*According to an NBC News report, thirteen kids have already died this year, as a result of being left in a hot car.
According to me, that’s 13 too many.
Apparently, even if the temperature outside is only 80-degrees, within an hour inside a car with the windows and doors closed, the temperature can rise to as high as 120-degrees.
And a child could smother from the heat.
One father is now in jail, accused of murder, for leaving his 22-month old son in the car for seven hours because, well, according to him…
Unfortunately, this same dad was unable to attend his young son’s funeral.
It is estimated that 38 child deaths occur this way, per year
“It’s puzzling how someone could forget that they have a child in the back seat,” says one officer on the above-referenced case.
But before we judge the parents of this misfortune, we might want to put our self in their shoes.
You’ve got bags in the car from shopping that you are running back and forth placing inside the house. The phone rings while you are inside. You get into what you think will be a quick conversation, but it lasts a bit longer than you anticipated. Once you get off the phone, another distraction. Before you realize it, at least an hour has passed before you remember, “Oh sh*t! My kid is in the car!”
Tareka Wheeler of Safe Kids Worldwide says, “It could happen to any parent or caregiver. In the vast majority that this has happened to thus far, they are loving and caring parents.”
The shocking admission of one parent, whose child died in a hot truck only this week, near Orlando, is heard on-camera saying, “She’s been in the car for hours. I absolutely forgot about her.”
Then there is, Richie Gray, a parent from South Carolina, who says he forgot to drop off his daughter Sophia at daycare last month, and left her sleeping in a 90-degree car. “It’s so easy for the child to go to sleep,” Gray says on camera. “And you not realize that they’re still in there, because your brain is on auto-pilot.”
Gray was charged with “Unlawful Conduct Towards A Child” but says it was an accident with a story he wants to serve as a reminder to all parents.
“It’s a massive amount of guilt that you feel. As a father, you’re the protector. You know, you’re daddy.
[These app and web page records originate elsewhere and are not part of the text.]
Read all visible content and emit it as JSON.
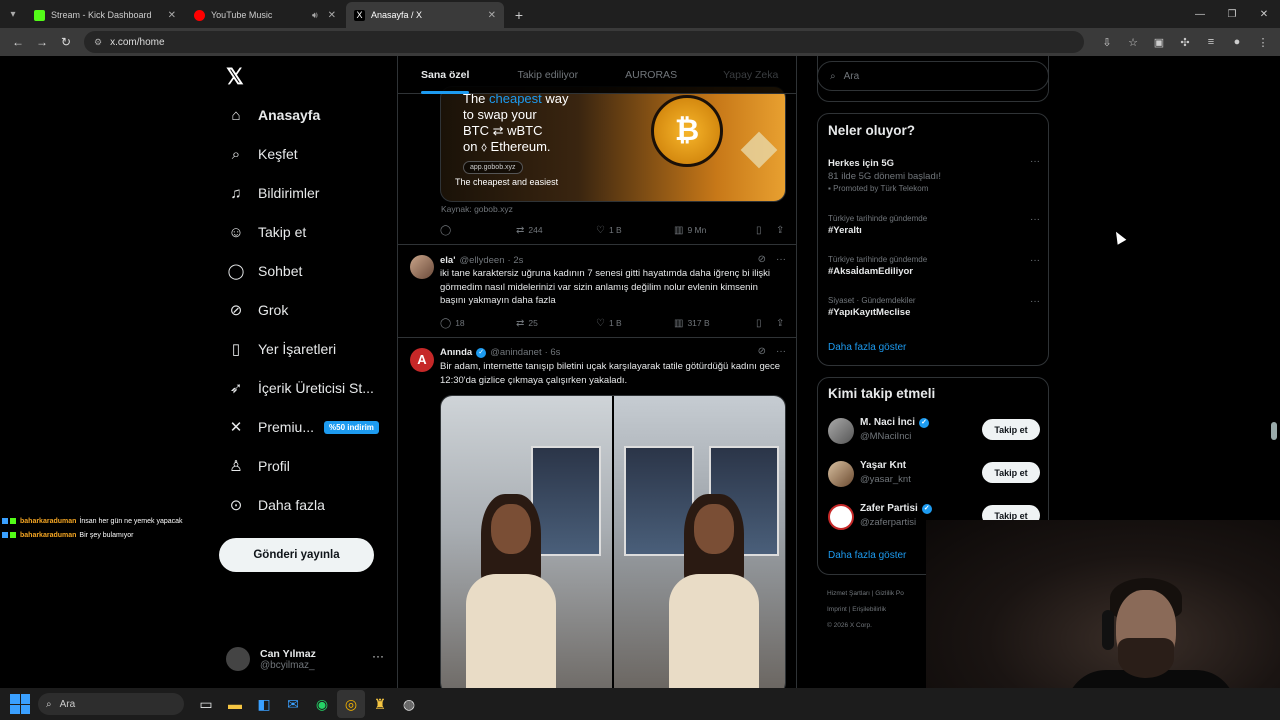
{
  "browser": {
    "tabs": [
      {
        "title": "Stream - Kick Dashboard",
        "color": "#53fc18"
      },
      {
        "title": "YouTube Music",
        "color": "#ff0000"
      },
      {
        "title": "Anasayfa / X",
        "color": "#ffffff"
      }
    ],
    "url": "x.com/home"
  },
  "leftnav": {
    "items": [
      {
        "label": "Anasayfa",
        "icon": "home-icon"
      },
      {
        "label": "Keşfet",
        "icon": "search-icon"
      },
      {
        "label": "Bildirimler",
        "icon": "bell-icon"
      },
      {
        "label": "Takip et",
        "icon": "add-person-icon"
      },
      {
        "label": "Sohbet",
        "icon": "chat-icon"
      },
      {
        "label": "Grok",
        "icon": "grok-icon"
      },
      {
        "label": "Yer İşaretleri",
        "icon": "bookmark-icon"
      },
      {
        "label": "İçerik Üreticisi St...",
        "icon": "rocket-icon"
      },
      {
        "label": "Premiu...",
        "icon": "x-icon"
      },
      {
        "label": "Profil",
        "icon": "person-icon"
      },
      {
        "label": "Daha fazla",
        "icon": "more-circle-icon"
      }
    ],
    "premium_badge": "%50 indirim",
    "post_button": "Gönderi yayınla",
    "account": {
      "name": "Can Yılmaz",
      "handle": "@bcyilmaz_"
    }
  },
  "feed": {
    "tabs": [
      "Sana özel",
      "Takip ediliyor",
      "AURORAS",
      "Yapay Zeka"
    ],
    "ad": {
      "line1_pre": "The ",
      "line1_hl": "cheapest",
      "line1_post": " way",
      "line2": "to swap your",
      "line3": "BTC ⇄ wBTC",
      "line4": "on ⬨ Ethereum.",
      "chip": "app.gobob.xyz",
      "caption": "The cheapest and easiest",
      "source": "Kaynak: gobob.xyz",
      "stats": {
        "reposts": "244",
        "likes": "1 B",
        "views": "9 Mn"
      }
    },
    "tweets": [
      {
        "name": "ela'",
        "handle": "@ellydeen",
        "time": "· 2s",
        "text": "iki tane karaktersiz uğruna kadının 7 senesi gitti hayatımda daha iğrenç bi ilişki görmedim nasıl midelerinizi var sizin anlamış değilim nolur evlenin kimsenin başını yakmayın daha fazla",
        "replies": "18",
        "reposts": "25",
        "likes": "1 B",
        "views": "317 B"
      },
      {
        "name": "Anında",
        "handle": "@anindanet",
        "time": "· 6s",
        "text": "Bir adam, internette tanışıp biletini uçak karşılayarak tatile götürdüğü kadını gece 12:30'da gizlice çıkmaya çalışırken yakaladı."
      }
    ]
  },
  "right": {
    "search_placeholder": "Ara",
    "trends_title": "Neler oluyor?",
    "trends": [
      {
        "ctx": "",
        "title": "Herkes için 5G",
        "sub": "81 ilde 5G dönemi başladı!",
        "promo": "Promoted by Türk Telekom"
      },
      {
        "ctx": "Türkiye tarihinde gündemde",
        "title": "#Yeraltı"
      },
      {
        "ctx": "Türkiye tarihinde gündemde",
        "title": "#AksaİdamEdiliyor"
      },
      {
        "ctx": "Siyaset · Gündemdekiler",
        "title": "#YapıKayıtMeclise"
      }
    ],
    "show_more": "Daha fazla göster",
    "follow_title": "Kimi takip etmeli",
    "follow": [
      {
        "name": "M. Naci İnci",
        "handle": "@MNaciInci",
        "verified": true
      },
      {
        "name": "Yaşar Knt",
        "handle": "@yasar_knt",
        "verified": false
      },
      {
        "name": "Zafer Partisi",
        "handle": "@zaferpartisi",
        "verified": true
      }
    ],
    "follow_btn": "Takip et",
    "footer": [
      "Hizmet Şartları",
      "Gizlilik Po",
      "Imprint",
      "Erişilebilirlik",
      "© 2026 X Corp."
    ]
  },
  "chat": [
    {
      "user": "baharkaraduman",
      "msg": "İnsan her gün ne yemek yapacak"
    },
    {
      "user": "baharkaraduman",
      "msg": "Bir şey bulamıyor"
    }
  ],
  "taskbar": {
    "search": "Ara"
  }
}
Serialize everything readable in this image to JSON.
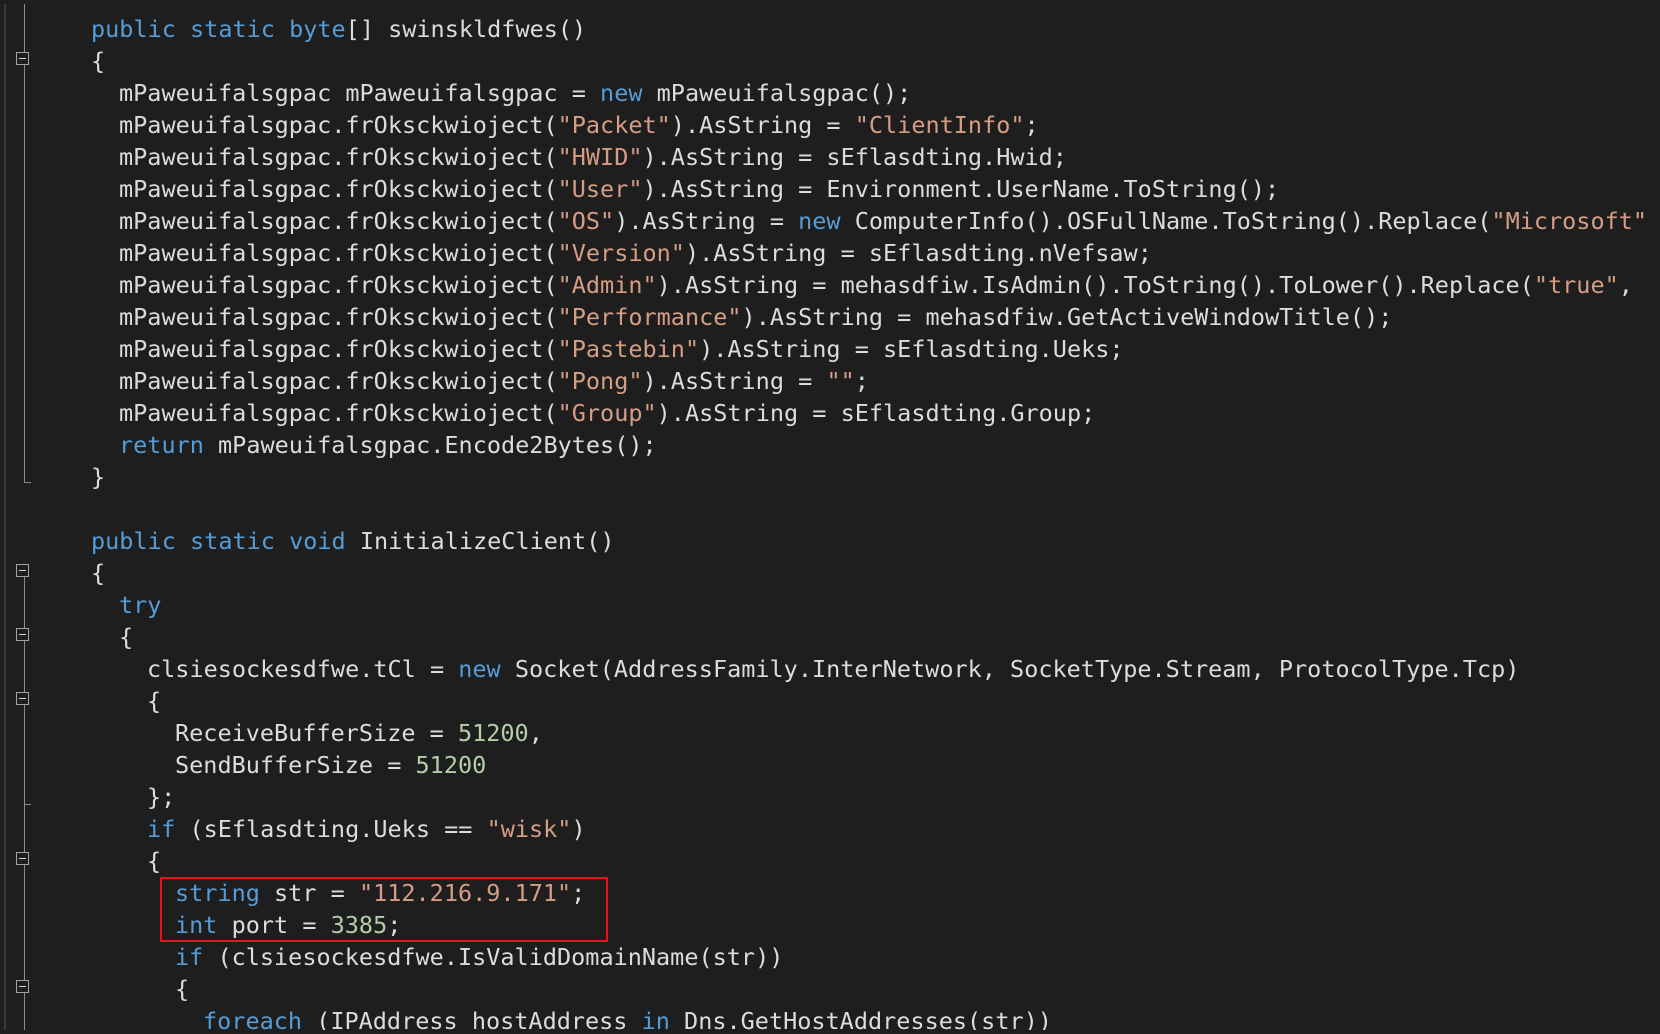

Its an unimaginable loss,” he says, his voice shaky.
Here are some things that parents can do to prevent this happening to them and their child.
1. If your child is in the back seat, and you have a diaper bag, place it on the passenger seat in front so that it will serve as a visual reminder.
2. Place your cell phone in the back seat. This will serve two purposes, you won’t be tempted to text while driving; but also, you will see your child is back there when you go to retrieve the phone.
Learn more about how to protect your child from a heat stroke this summer by visiting Kids and Cars.org here.